And in Velasquez, dos Santos will be facing someone unlike anyone he’s faced before.

“Cain Velasquez is a really complete fighter, and also a very nice guy,” he said. “He has always treated me well, and with a lot of respect. I think Cain's strengths are fairly clear to those who watch his fights: his cardio is his top strength, and his ground and pound is brutal. But I am prepared for both of those, and I feel really good. I'm more excited than I am concerned; it's an honor for me to fight somebody of his caliber, and I look forward to it.”

The simple breakdown to the fight is that standing it favors dos Santos and on the mat it favors Velasquez. But what may be the key factor is how Velasquez reacts in his first fight since surgery on his right rotator cuff and his title-winning bout against Brock Lesnar in October of last year. Dos Santos was in attendance for that fight, scouting his next foe.

“That fight put two top wrestlers against each other, and consisted of each trying to take the other down,” said the 27-year old. “There were some good strikes, especially that knee that Cain got in. But I think Brock may have spent too much energy trying to get Cain down; he may have worn himself out before he even took that knee to the head.”

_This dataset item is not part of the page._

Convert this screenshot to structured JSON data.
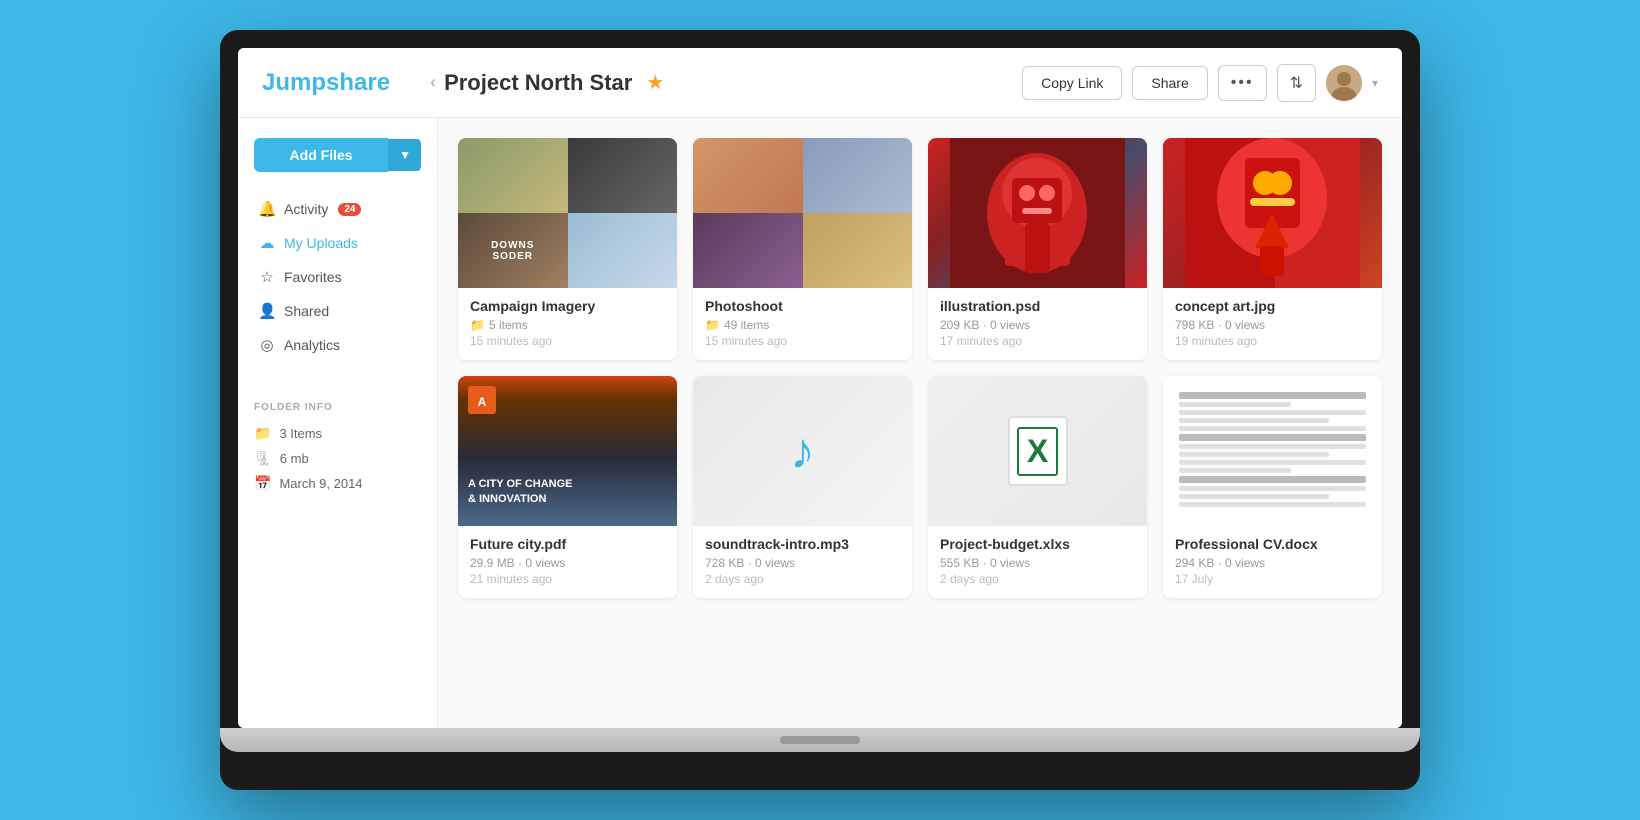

What Velasquez certainly showed that night was the ability to deal with adversity, just like he did in his UFC 99 win over Cheick Kongo. And while neither has gone five rounds, Velasquez does have the experience of preparing for the championship distance in the lead up to the Lesnar bout. How did that process go for “Cigano?”

“I think my fights against Roy Nelson and Shane Carwin helped me with that, helped me to learn to pace myself to go several rounds,” said dos Santos. “I think at the Roy Nelson fight, for a little while I got frustrated because he wasn't going down. And I learned from that. I learned that I have to take my time, stick to my own fight strategy, and take good technical shots. So I'm definitely prepared, physically and mentally, for a five round fight. That said, I don't think this fight will go five rounds. And I don't want it to. Five rounds is boring in the heavyweight division - I don't want a boring fight. Somebody will get knocked out.”

That’s what fans want to hear from their heavyweights. What does Junior dos Santos want to hear on Saturday night? That answer is as big as the smile on his face.

“What I want to hear is ‘the NEW UFC heavyweight champion,’” he said. “That's what I want to hear. I sometimes imagine Bruce Buffer saying that, and it gives me motivation. Becoming the champion is a dream so big that I could never have imagined it.”